DNA sequencing has made its way to the clinic in a dramatic new way:
detecting chromosomal defects very early in pregnancy. & We’ve known for
25 years that traces of fetal DNA can be detected in a pregnant women’s
blood. But these traces are very small, and until now, we just didn’t
have the technology to detect an extra copy of a chromosome, where the
DNA itself is otherwise normal.
Last week, in a study published in& The New England Journal of Medicine,& Diana Bianchi and colleagues showed& how
DNA sequencing can detect an extra copy of a chromosome with remarkable
accuracy. This report heralds a new era in prenatal DNA testing.
First, some background: three copies of chromosome 21 causes& Down syndrome,
a genetic disease that causes intellectual disability and growth
delays. Down syndrome is also called trisomy 21, where trisomy = 3
copies of a chromosome instead of the normal 2 copies. Much less common
is& Edwards syndrome,
caused by three copies of chromosome 18. Edwards syndrome, or trisomy
18, has much more severe effects, with the vast majority of pregnancies
not making it full term. Having an extra copy of any other chromosome
almost always causes an early miscarriage. For many reasons, prospective
parents want to know if a fetus carries any of these abnormalities.
The accuracy of the new test is remarkable. Out of 1914 young,
healthy pregnant women, there were just 8 pregnancies where the fetus
had an extra chromosome, and the test detected all 8. What was most
impressive was its low false positive rate: in total, the new DNA-based
test had just 9 false positives (for either chromosome 21 or chromosome
18 trisomy). & By contrast, the conventional screening test, which also
identified all 8 true cases, produced 80 false positives, nearly 9 times

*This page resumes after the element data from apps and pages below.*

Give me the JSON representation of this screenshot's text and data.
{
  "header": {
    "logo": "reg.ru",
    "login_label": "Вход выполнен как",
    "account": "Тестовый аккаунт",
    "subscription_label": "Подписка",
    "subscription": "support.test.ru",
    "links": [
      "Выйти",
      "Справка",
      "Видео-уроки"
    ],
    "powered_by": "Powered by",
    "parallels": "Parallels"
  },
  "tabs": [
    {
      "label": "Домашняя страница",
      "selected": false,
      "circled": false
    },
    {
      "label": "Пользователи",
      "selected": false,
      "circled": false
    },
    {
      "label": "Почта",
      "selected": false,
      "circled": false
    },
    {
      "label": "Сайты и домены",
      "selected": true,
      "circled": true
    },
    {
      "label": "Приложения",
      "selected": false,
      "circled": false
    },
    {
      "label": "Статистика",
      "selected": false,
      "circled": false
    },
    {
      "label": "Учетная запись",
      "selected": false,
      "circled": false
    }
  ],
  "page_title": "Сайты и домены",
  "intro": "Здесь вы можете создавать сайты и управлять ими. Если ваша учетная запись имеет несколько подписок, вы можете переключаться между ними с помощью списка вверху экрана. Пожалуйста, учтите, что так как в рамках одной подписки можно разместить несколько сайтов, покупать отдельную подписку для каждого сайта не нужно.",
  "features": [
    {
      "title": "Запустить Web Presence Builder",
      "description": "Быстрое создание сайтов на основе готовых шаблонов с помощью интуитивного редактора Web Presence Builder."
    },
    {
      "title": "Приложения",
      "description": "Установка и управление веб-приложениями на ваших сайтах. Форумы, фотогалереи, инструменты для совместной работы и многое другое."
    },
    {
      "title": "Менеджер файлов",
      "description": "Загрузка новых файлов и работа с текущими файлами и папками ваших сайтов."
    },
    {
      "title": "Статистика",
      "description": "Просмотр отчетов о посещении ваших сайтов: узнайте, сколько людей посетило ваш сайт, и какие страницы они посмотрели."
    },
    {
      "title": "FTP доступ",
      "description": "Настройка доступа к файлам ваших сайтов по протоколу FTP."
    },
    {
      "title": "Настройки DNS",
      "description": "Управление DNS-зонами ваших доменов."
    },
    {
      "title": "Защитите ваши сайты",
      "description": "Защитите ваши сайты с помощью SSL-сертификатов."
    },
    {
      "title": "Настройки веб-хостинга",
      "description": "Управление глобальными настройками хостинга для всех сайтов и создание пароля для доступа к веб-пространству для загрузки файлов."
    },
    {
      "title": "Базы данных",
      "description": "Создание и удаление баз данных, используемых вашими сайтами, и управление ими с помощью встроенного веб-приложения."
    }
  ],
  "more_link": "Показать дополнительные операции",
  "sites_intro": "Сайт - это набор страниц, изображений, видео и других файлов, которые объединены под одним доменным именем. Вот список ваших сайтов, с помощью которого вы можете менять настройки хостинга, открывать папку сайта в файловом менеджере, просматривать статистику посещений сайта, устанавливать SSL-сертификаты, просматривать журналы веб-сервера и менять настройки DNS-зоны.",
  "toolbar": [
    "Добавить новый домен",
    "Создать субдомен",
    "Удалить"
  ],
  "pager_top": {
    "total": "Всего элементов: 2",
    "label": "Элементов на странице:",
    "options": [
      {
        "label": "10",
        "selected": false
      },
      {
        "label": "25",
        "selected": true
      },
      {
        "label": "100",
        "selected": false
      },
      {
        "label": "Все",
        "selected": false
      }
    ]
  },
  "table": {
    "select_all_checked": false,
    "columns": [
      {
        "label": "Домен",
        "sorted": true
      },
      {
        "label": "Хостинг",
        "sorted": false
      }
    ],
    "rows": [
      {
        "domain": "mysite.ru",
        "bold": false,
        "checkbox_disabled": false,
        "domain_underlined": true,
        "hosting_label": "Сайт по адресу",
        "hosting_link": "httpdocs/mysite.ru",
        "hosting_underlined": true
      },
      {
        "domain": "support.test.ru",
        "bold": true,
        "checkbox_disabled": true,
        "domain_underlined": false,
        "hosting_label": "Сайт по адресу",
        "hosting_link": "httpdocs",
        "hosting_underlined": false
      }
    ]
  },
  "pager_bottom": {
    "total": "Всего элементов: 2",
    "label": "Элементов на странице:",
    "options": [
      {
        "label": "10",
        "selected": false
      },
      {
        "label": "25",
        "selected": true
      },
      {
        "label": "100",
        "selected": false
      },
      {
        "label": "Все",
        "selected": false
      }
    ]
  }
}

as many as DNA sequencing.
Why does this matter? In most cases, women with a positive result on
one of these tests will opt for amniocentesis (“amnio”), an invasive
procedure where a doctor inserts a long needle directly into the womb
and collects a sample of amniotic fluid. Amnio almost always gives a
definitive answer about Down syndrome. With the conventional method, its
false positive rate is so high that even with a positive test, over 95%
of amnios will be negative, versus 55% with the new DNA sequencing
test. Or to put it another way, as& Bianci& et al. wrote:
“if all women with positive results had .. decided to
undergo an invasive procedure, there would have been a relative
reduction of 89% in the number of diagnostic invasive procedures.”
89% fewer invasive procedures is a huge reduction, not only in costs
but in stress for the parents and risk to the baby (because amnio
carries a small risk of miscarriage).
With DNA sequencing getting faster and cheaper every year, it might
be surprising that we are only now seeing it used to detect trisomy. The
difficulty with detecting an extra copy of a chromosome is that the DNA
sequence itself is normal. If you sequence the genome, you won’t find
any mutations that indicate that the fetus has an extra chromosome copy.
This is where the remarkable efficiency of next-generation sequencing
In a matter of hours, modern sequencing machines can sample millions
of small fragments of DNA. We can use computational analysis to
determine which fragments come from the fetus, and how many came from
each chromosome. If any chromosome has three copies, we’ll see a 50%
increase in DNA from that chromosome. The power of sequencing lies in
large numbers: because we can sequence many fragments from each
chromosome, a 50% increase is easy to detect.
The method that Bianchi used to detect trisomy was published in 2011 by& Amy Sehnert and colleagues from 2011,
some of whom are contributors to the new NEJM study. [Side note: they
use a software program called Bowtie, developed by my former student Ben
Langmead, to do the analysis.] The method is likely to get even better
over time, further reducing the false positive rate.
The American College of Obstetricians and Gynecologists has already
recommended DNA testing for pregnant women at high risk of fetal
aneuploidy (an extra chromosome). To be precise, they recommend that
high-risk pregnant women be offered fetal DNA testing as an option,
after they get genetic counseling. This new study, which was conducted
in a low-risk population, shows that the benefits of prenatal DNA
testing should offered to all women.
Source by http://www.forbes.com